THE man looked old enough to have gone ashore on D-Day, and that thought haunted me. He was ordered to stand behind a security partition while a security screener worked over a frail woman bent in a wheelchair.
“Your wife?” I asked.
He nodded but did not take his eyes off her. As the screener ran the wand up her legs, the elderly woman glanced anxiously at her husband, and you thought how many years — 50 or more? — they had spent looking after each other. Transportation Security Administration agents stood around idly in their crisp blue shirts at security gates at the airport in Newark, but the screener worked energetically, poking and prodding and patting every inch of the body of the woman in the wheelchair, as if she were a suspect just dragged out of a cave in Afghanistan.
The screener roughly turned the woman’s palm upward and swabbed it with a chemical to check for explosives. Beside me the man stiffened. “I suppose they have to be careful,” he said. Finally, his wife was wheeled out to join him.
As yet another busy travel season approaches, how many times will we all witness sad scenes like this, which make you question the common sense of many security procedures. Watching screeners confiscate Christmas snow globes, bags of frozen tomato sauce, nearly spent toothpaste tubes, how many of us will have this thought: Are they making this stuff up as they go along? Once they X-rayed and intimately patted that woman in the wheelchair, what was the point of swabbing her for explosives?

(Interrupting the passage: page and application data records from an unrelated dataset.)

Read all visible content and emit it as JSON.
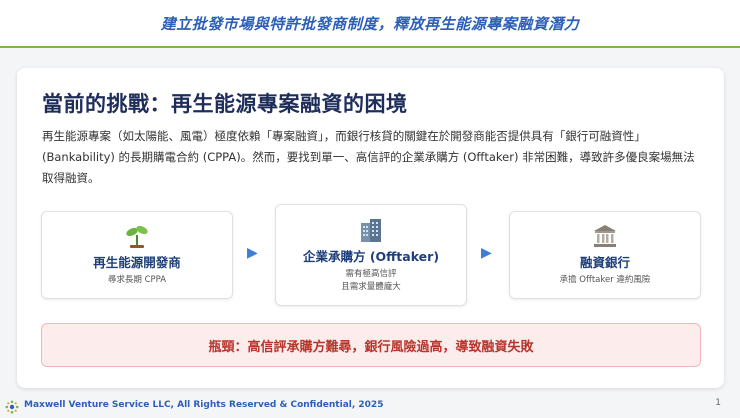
{
  "header": {
    "title": "建立批發市場與特許批發商制度，釋放再生能源專案融資潛力"
  },
  "card": {
    "heading": "當前的挑戰：再生能源專案融資的困境",
    "paragraph": "再生能源專案（如太陽能、風電）極度依賴「專案融資」，而銀行核貸的關鍵在於開發商能否提供具有「銀行可融資性」(Bankability) 的長期購電合約 (CPPA)。然而，要找到單一、高信評的企業承購方 (Offtaker) 非常困難，導致許多優良案場無法取得融資。",
    "flow": [
      {
        "icon": "seedling-icon",
        "label": "再生能源開發商",
        "sub": "尋求長期 CPPA"
      },
      {
        "icon": "office-building-icon",
        "label": "企業承購方 (Offtaker)",
        "sub1": "需有極高信評",
        "sub2": "且需求量體龐大"
      },
      {
        "icon": "bank-icon",
        "label": "融資銀行",
        "sub": "承擔 Offtaker 違約風險"
      }
    ],
    "alert": "瓶頸：高信評承購方難尋，銀行風險過高，導致融資失敗"
  },
  "footer": {
    "company": "Maxwell Venture Service LLC, All Rights Reserved & Confidential, 2025",
    "page_number": "1"
  },
  "colors": {
    "accent_blue": "#2d5fb8",
    "divider_green": "#7ab648",
    "alert_red": "#b8352c",
    "alert_bg": "#fdecec"
  }
}
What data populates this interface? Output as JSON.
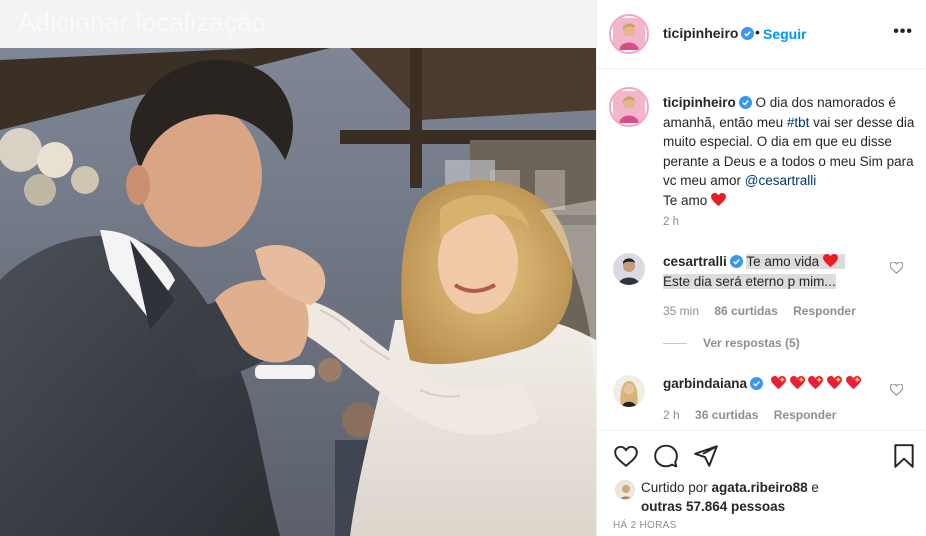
{
  "photo": {
    "location_overlay": "Adicionar localização"
  },
  "header": {
    "username": "ticipinheiro",
    "dot": "•",
    "follow_label": "Seguir",
    "more_label": "•••"
  },
  "caption": {
    "username": "ticipinheiro",
    "text_1": "O dia dos namorados é amanhã, então meu ",
    "hashtag": "#tbt",
    "text_2": " vai ser desse dia muito especial. O dia em que eu disse perante a Deus e a todos o meu Sim para vc meu amor ",
    "mention": "@cesartralli",
    "text_3": "Te amo",
    "time": "2 h"
  },
  "comments": [
    {
      "username": "cesartralli",
      "text_1": "Te amo vida",
      "text_2": "Este dia será eterno p mim...",
      "time": "35 min",
      "likes": "86 curtidas",
      "reply_label": "Responder"
    },
    {
      "username": "garbindaiana",
      "time": "2 h",
      "likes": "36 curtidas",
      "reply_label": "Responder"
    }
  ],
  "view_replies_label": "Ver respostas (5)",
  "likes_summary": {
    "prefix": "Curtido por ",
    "user": "agata.ribeiro88",
    "middle": " e",
    "others": "outras 57.864 pessoas"
  },
  "timestamp": "HÁ 2 HORAS",
  "colors": {
    "accent": "#0095f6",
    "heart": "#ed1c24",
    "verified": "#3897f0"
  },
  "icons": [
    "verified-icon",
    "heart-icon",
    "comment-icon",
    "share-icon",
    "bookmark-icon",
    "more-icon"
  ]
}
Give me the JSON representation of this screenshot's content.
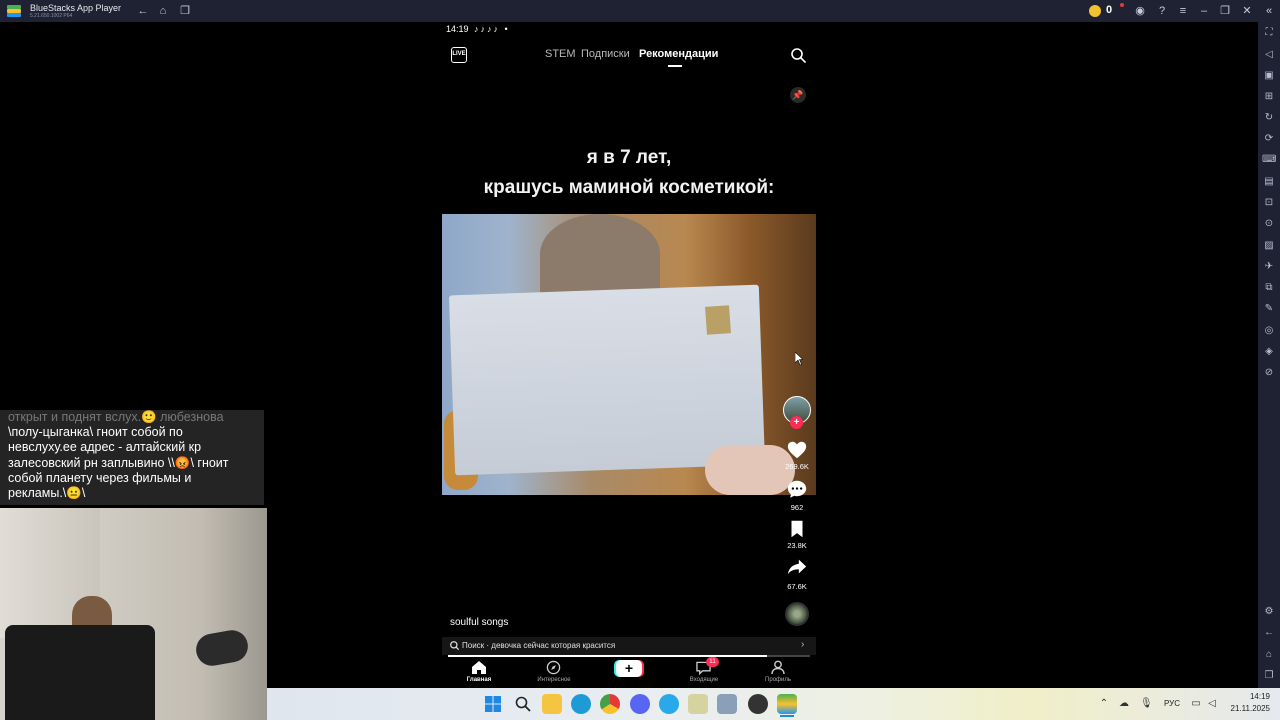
{
  "emulator": {
    "title": "BlueStacks App Player",
    "version": "5.21.650.1002 P64",
    "coins": "0"
  },
  "phone_status": {
    "time": "14:19",
    "icons": "♪♪♪♪ •"
  },
  "feed_tabs": [
    "STEM",
    "Подписки",
    "Рекомендации"
  ],
  "active_tab": "Рекомендации",
  "video": {
    "caption_line1": "я в 7 лет,",
    "caption_line2": "крашусь маминой косметикой:",
    "likes": "269.6K",
    "comments": "962",
    "bookmarks": "23.8K",
    "shares": "67.6K",
    "sound": "soulful songs",
    "progress": 0.88
  },
  "search_suggestion": "Поиск · девочка сейчас которая красится",
  "bottom_nav": {
    "home": "Главная",
    "discover": "Интересное",
    "inbox": "Входящие",
    "inbox_badge": "11",
    "profile": "Профиль"
  },
  "chat": {
    "line_faded": "открыт и поднят вслух.🙂 любезнова",
    "line1": "\\полу-цыганка\\ гноит собой по",
    "line2": "невслуху.ее адрес - алтайский кр",
    "line3": "залесовский рн заплывино \\\\😡\\ гноит",
    "line4": "собой планету через фильмы и",
    "line5": "рекламы.\\😐\\"
  },
  "taskbar": {
    "language": "РУС",
    "time": "14:19",
    "date": "21.11.2025"
  },
  "colors": {
    "tiktok_red": "#fe2c55",
    "tiktok_cyan": "#25f4ee",
    "titlebar": "#1f2233"
  }
}
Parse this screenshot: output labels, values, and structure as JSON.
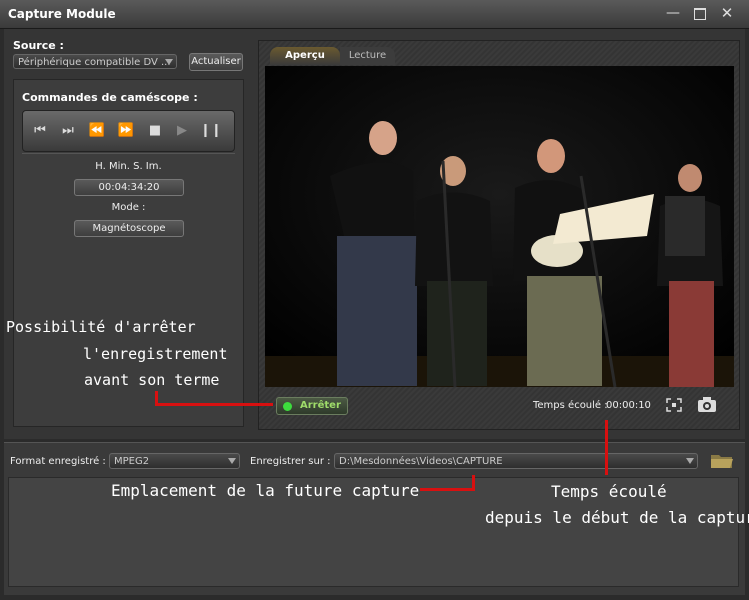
{
  "window": {
    "title": "Capture Module",
    "controls": [
      "minimize",
      "maximize",
      "close"
    ]
  },
  "source": {
    "label": "Source :",
    "value": "Périphérique compatible DV ...",
    "refresh_label": "Actualiser"
  },
  "camcorder": {
    "label": "Commandes de caméscope :",
    "transport": [
      "skip-back-icon",
      "skip-forward-icon",
      "rewind-icon",
      "fast-forward-icon",
      "stop-icon",
      "play-icon",
      "pause-icon"
    ],
    "time_label": "H. Min. S. Im.",
    "time_value": "00:04:34:20",
    "mode_label": "Mode :",
    "mode_value": "Magnétoscope"
  },
  "preview": {
    "tabs": [
      "Aperçu",
      "Lecture"
    ],
    "active_tab": "Aperçu",
    "stop_label": "Arrêter",
    "elapsed_label": "Temps écoulé :",
    "elapsed_value": "00:00:10"
  },
  "bottom": {
    "format_label": "Format enregistré :",
    "format_value": "MPEG2",
    "save_label": "Enregistrer sur :",
    "save_path": "D:\\Mesdonnées\\Videos\\CAPTURE"
  },
  "annotations": {
    "stop_line1": "Possibilité d'arrêter",
    "stop_line2": "l'enregistrement",
    "stop_line3": "avant son terme",
    "location": "Emplacement de la future capture",
    "elapsed_line1": "Temps écoulé",
    "elapsed_line2": "depuis le début de la capture"
  },
  "colors": {
    "annotation_red": "#d81010",
    "record_green": "#3ddc3d",
    "stop_text": "#9fdc6a"
  }
}
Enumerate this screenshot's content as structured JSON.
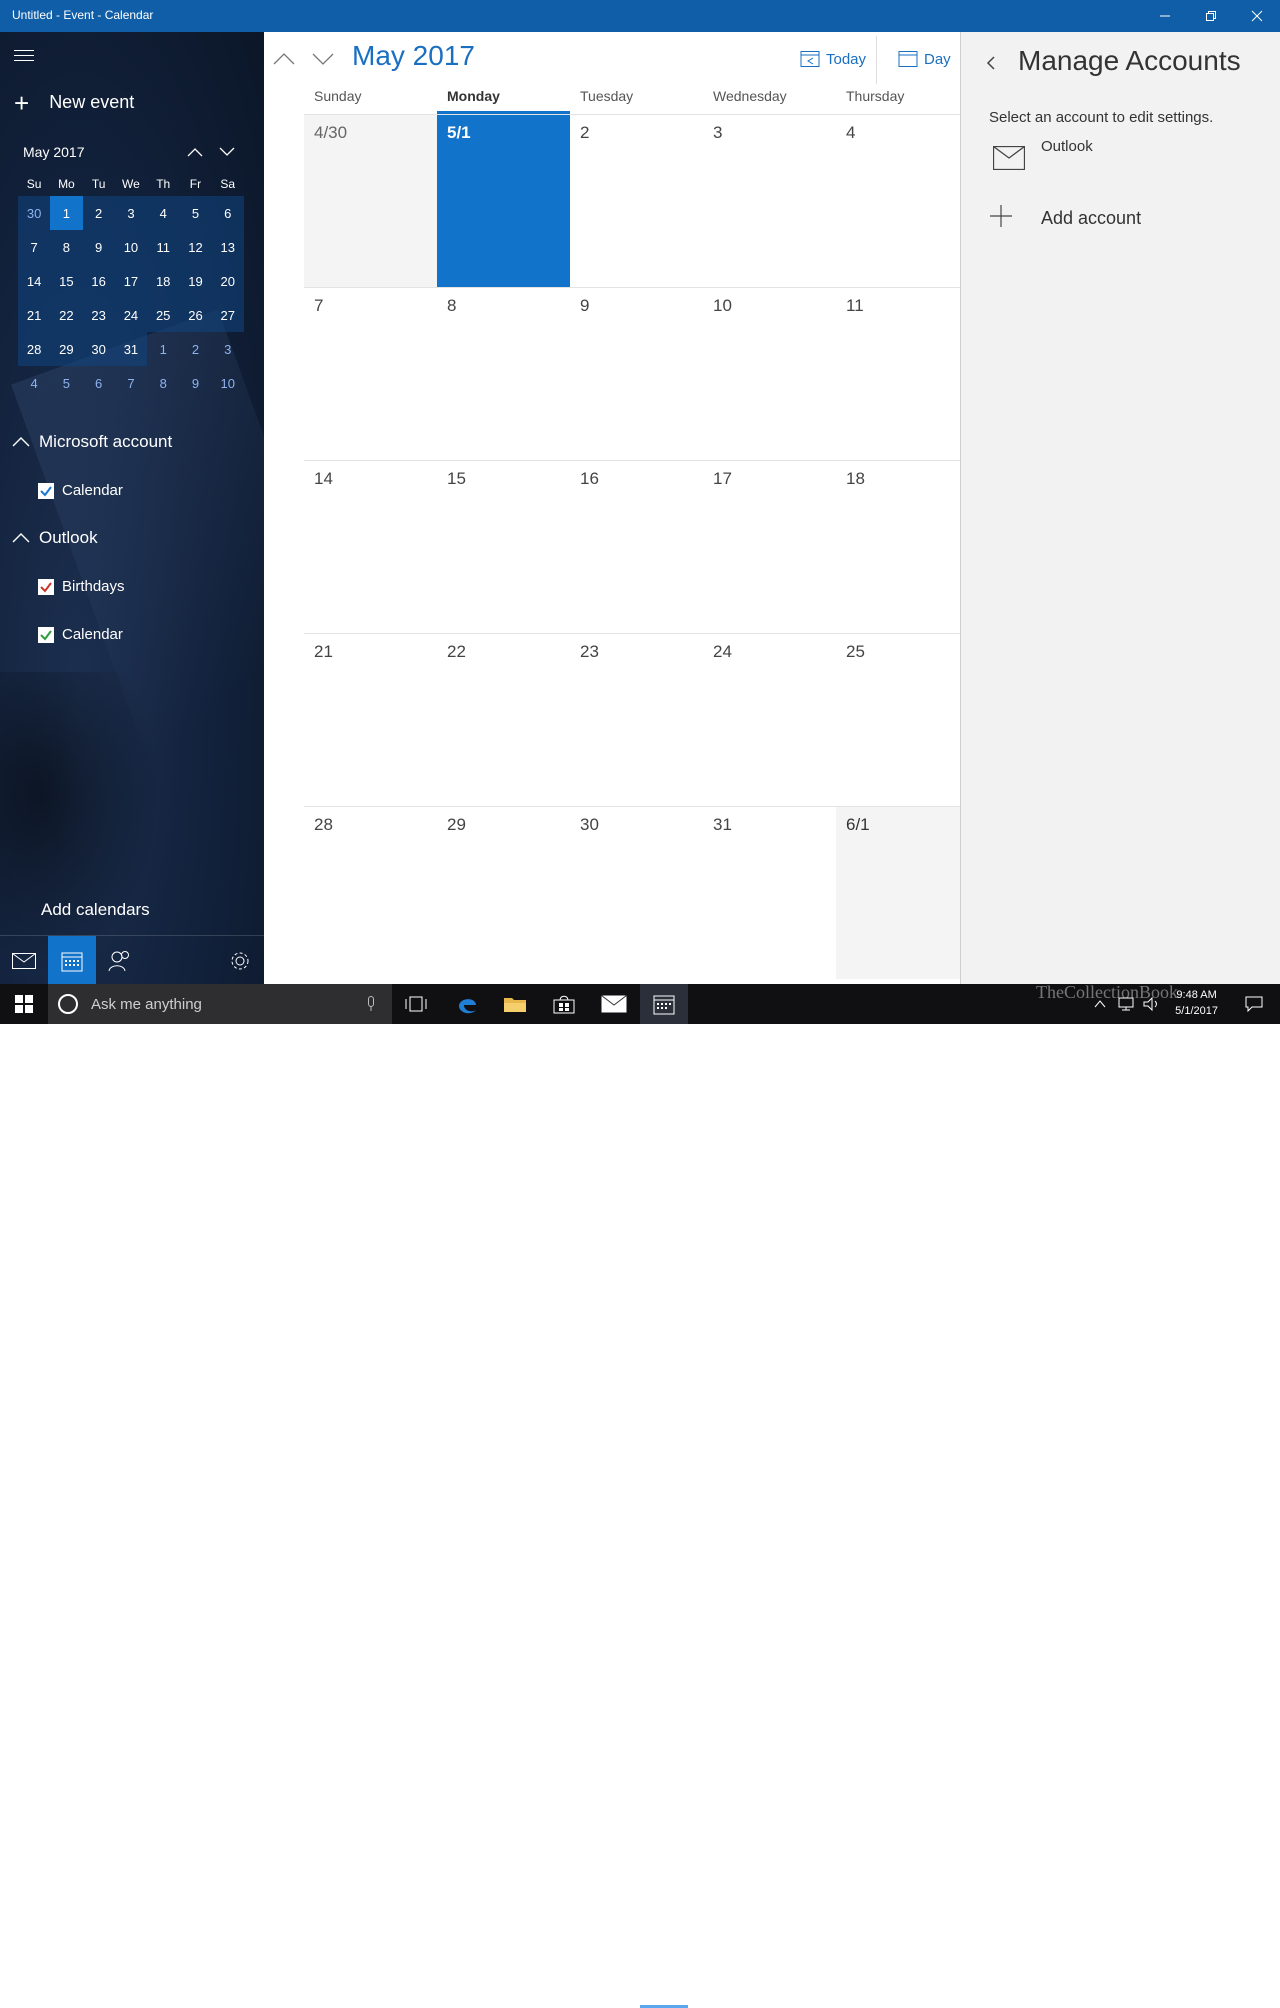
{
  "window": {
    "title": "Untitled - Event - Calendar"
  },
  "sidebar": {
    "new_event_label": "New event",
    "mini_cal": {
      "month_label": "May 2017",
      "day_headers": [
        "Su",
        "Mo",
        "Tu",
        "We",
        "Th",
        "Fr",
        "Sa"
      ],
      "weeks": [
        [
          "30",
          "1",
          "2",
          "3",
          "4",
          "5",
          "6"
        ],
        [
          "7",
          "8",
          "9",
          "10",
          "11",
          "12",
          "13"
        ],
        [
          "14",
          "15",
          "16",
          "17",
          "18",
          "19",
          "20"
        ],
        [
          "21",
          "22",
          "23",
          "24",
          "25",
          "26",
          "27"
        ],
        [
          "28",
          "29",
          "30",
          "31",
          "1",
          "2",
          "3"
        ],
        [
          "4",
          "5",
          "6",
          "7",
          "8",
          "9",
          "10"
        ]
      ]
    },
    "accounts": [
      {
        "name": "Microsoft account",
        "calendars": [
          {
            "name": "Calendar",
            "color": "#1a78d4"
          }
        ]
      },
      {
        "name": "Outlook",
        "calendars": [
          {
            "name": "Birthdays",
            "color": "#c8362b"
          },
          {
            "name": "Calendar",
            "color": "#2e9b3c"
          }
        ]
      }
    ],
    "add_calendars_label": "Add calendars"
  },
  "main": {
    "month_title": "May 2017",
    "today_label": "Today",
    "day_view_label": "Day",
    "day_headers": [
      "Sunday",
      "Monday",
      "Tuesday",
      "Wednesday",
      "Thursday"
    ],
    "weeks": [
      [
        "4/30",
        "5/1",
        "2",
        "3",
        "4"
      ],
      [
        "7",
        "8",
        "9",
        "10",
        "11"
      ],
      [
        "14",
        "15",
        "16",
        "17",
        "18"
      ],
      [
        "21",
        "22",
        "23",
        "24",
        "25"
      ],
      [
        "28",
        "29",
        "30",
        "31",
        "6/1"
      ]
    ]
  },
  "manage_accounts": {
    "title": "Manage Accounts",
    "subtitle": "Select an account to edit settings.",
    "account_name": "Outlook",
    "add_account_label": "Add account"
  },
  "taskbar": {
    "search_placeholder": "Ask me anything",
    "time": "9:48 AM",
    "date": "5/1/2017",
    "watermark": "TheCollectionBook"
  },
  "colors": {
    "accent": "#1173c9",
    "title_bar": "#0f5ea7"
  }
}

Readers often write about perceived security absurdities. One women said her pumpkin pie was confiscated, on the ground that pumpkin pie contained gel-like material. Caitlin Chaffee, concerned about “inconsistencies,” wrote that at one security checkpoint, “I even had an orange confiscated, because they said it was a liquid of more than three ounces.”
The Homeland Security Department recently reminded travelers that liquids and gels could be carried on only in “three-ounce containers” that all fit in a quart-size zipper bag. But even that was slightly incorrect. For some time now, the maximum container size has actually been 3.4 ounces, in a nod to the European Union’s insistence that the standard should conform to the metric system (3.4 ounces equals 100 milliliters).
The T.S.A. says the limits on liquids and gels are based on chemistry, because such small volumes make it virtually impossible to assemble explosives on a plane. On the other hand, a separate T.S.A. regulation says that “travelers with disabilities and medical conditions” are “not limited in the amount of volume” of liquids or gels they may carry, including “items used to augment the body for medical or cosmetic reasons,” including “bras or shells containing gels, saline solution or other liquids.”
This is not to say that people with medical needs should have to fly without vital liquids or gels, but rather to underscore the inconsistencies, sometimes understandable, often infuriating, that we all face at the airport. A better effort is needed — and perhaps we should start here, with readers’ suggestions — to require airlines and security personnel to get the rules straight and to use more common sense in their application.
That includes some strange rules enforced in flight in the name of “safety.” As I have mentioned in several columns, some airlines had been instructing passengers that, based on Federal Aviation Administration safety rules, nothing could be placed in seat pockets — not even eyeglasses. In the commotion that ensued, the F.A.A. issued a notice on Nov. 12 to “clarify” that, saying small items not exceeding three pounds could be placed in the pockets.
“I had two flights on Southwest this week,” Stephen Meltzer wrote the other day, and the flight attendants “on both flights making the safety announcements were very stern in telling us that nothing could be placed in the pockets.”
Southwest has now also clarified that. The F.A.A. “asks the airlines to take a common sense approach to items in the seat-back pocket,” said Whitney Eichinger, a spokeswoman for Southwest. “Personal items are allowed in the seat-back pocket, but the heaviest items must be secured.”
Let’s hear it for common sense.